Unfortunately the clinical presentation is not specific for myocarditis, neither are the echocardiogram, ECG and biomarkers features. A diagnostic algorithm is preented in Figure 2. Cardiac MRI has emerged as the imaging modality of choice, however there are many circumstances when it is not possible - mechanical support in progress, unstable patient etc. Biopsy has been the "gold standard" and the Dallas Criteria are still used, however the clinical situation may be too unstable to be a safe procedure and sampling errors are an issue - especially as cMRI suggests the greatest inflammation is the LV free wall, an inaccessible location for biopsy.

Both cMRI and immunohistochemical pathology do however provide the best means of identifying the viral insult, the phase of myocarditis and directing management.
Figure 2. Adapted from Diagnosis and Management of Myocarditis in Children. Yuk Law et al. Circulation. 2021;144:e123–e135. Figure 3.
The initial management of heart failure is no different than that of any other etiology. Supportive therapy, often including mechanical circulatory support and arrhythmia treatment may be needed, especially in fulminant myocarditis. Specific treatment can be directed against the specific viruses (if known) and the adverse effects of inflammation with immunosuppression (Table 1 and Figure 3). Conclusive data for specific treatments in children are not available. In adults targeting virus in their replicating (not latent) state appears to be of benefit by increasing the likelihood of their elimination and this corresponds to a clinical improvement. Immunosuppression has also been shown to improve the outcome in giant cell myocarditis.
Figure 3. Adapted from Myocarditis and inflammatory cardiomyopathy: current evidence and future directions.
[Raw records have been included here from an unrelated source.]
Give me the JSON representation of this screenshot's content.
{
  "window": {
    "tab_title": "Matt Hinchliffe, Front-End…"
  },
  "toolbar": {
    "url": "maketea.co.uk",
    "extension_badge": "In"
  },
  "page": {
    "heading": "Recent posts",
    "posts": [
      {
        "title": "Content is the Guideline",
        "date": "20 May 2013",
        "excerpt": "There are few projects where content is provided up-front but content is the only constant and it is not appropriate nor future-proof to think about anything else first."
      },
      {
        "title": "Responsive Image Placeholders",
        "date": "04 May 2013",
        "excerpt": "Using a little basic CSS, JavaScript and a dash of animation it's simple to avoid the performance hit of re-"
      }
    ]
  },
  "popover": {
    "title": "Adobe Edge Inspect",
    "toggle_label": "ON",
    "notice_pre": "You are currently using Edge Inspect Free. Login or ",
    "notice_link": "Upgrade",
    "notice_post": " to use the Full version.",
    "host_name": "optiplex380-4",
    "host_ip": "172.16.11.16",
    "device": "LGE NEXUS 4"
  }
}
Nature Reviews Cardiology 2021;18:169. Figure 7
Specific antiviral therapy, when the features of myocarditis and replicating virus is present in the biopsy should be given. However standard qPCR for the viral genome may be positive, even of the virus is latent and, so when available, further testing for replication should be carried out utilizing technology e.g. RNAscope® able to detect single molecules necessary for viral replication. Table 1 outlines the specific antiviral treatments including Interferon dose and increasingly specific treatments are available for SARS-CoV-2. Consideration should also be given to removal of cytokines and other pro-inflammatory molecules with immunoadsorption. The anti-viral actions of interferon include direct killing, activation of antigen presenting dendritic cells, clonal  expansion of virus-specific T cells and antibody producing B cells. IVIG has several anti-viral actions including preventing cell penetration, and activating the innate immune system cells and the complement pathways and is known to have significant activities against CMV, VZV, HSV, EBV, Parvovirus B19.

Immunosuppression is indicated in giant cell myocarditis, myocarditis in the absence of replicating virus and eosinophilic myocarditis*. Protocols are similar to those for cardiac transplantation - intravenous anti-thymocyte globulin and methylprednisolone, tacrolimus and mycophenolate mofetil. Anti-infective prophylaxis should be given as per the transplant protocol.
* Eosinophils are also implicated in parasite-mediated, drug- induced or hypersensitivity myocarditis
Further Reading
Last Updated: April 2023
Back to content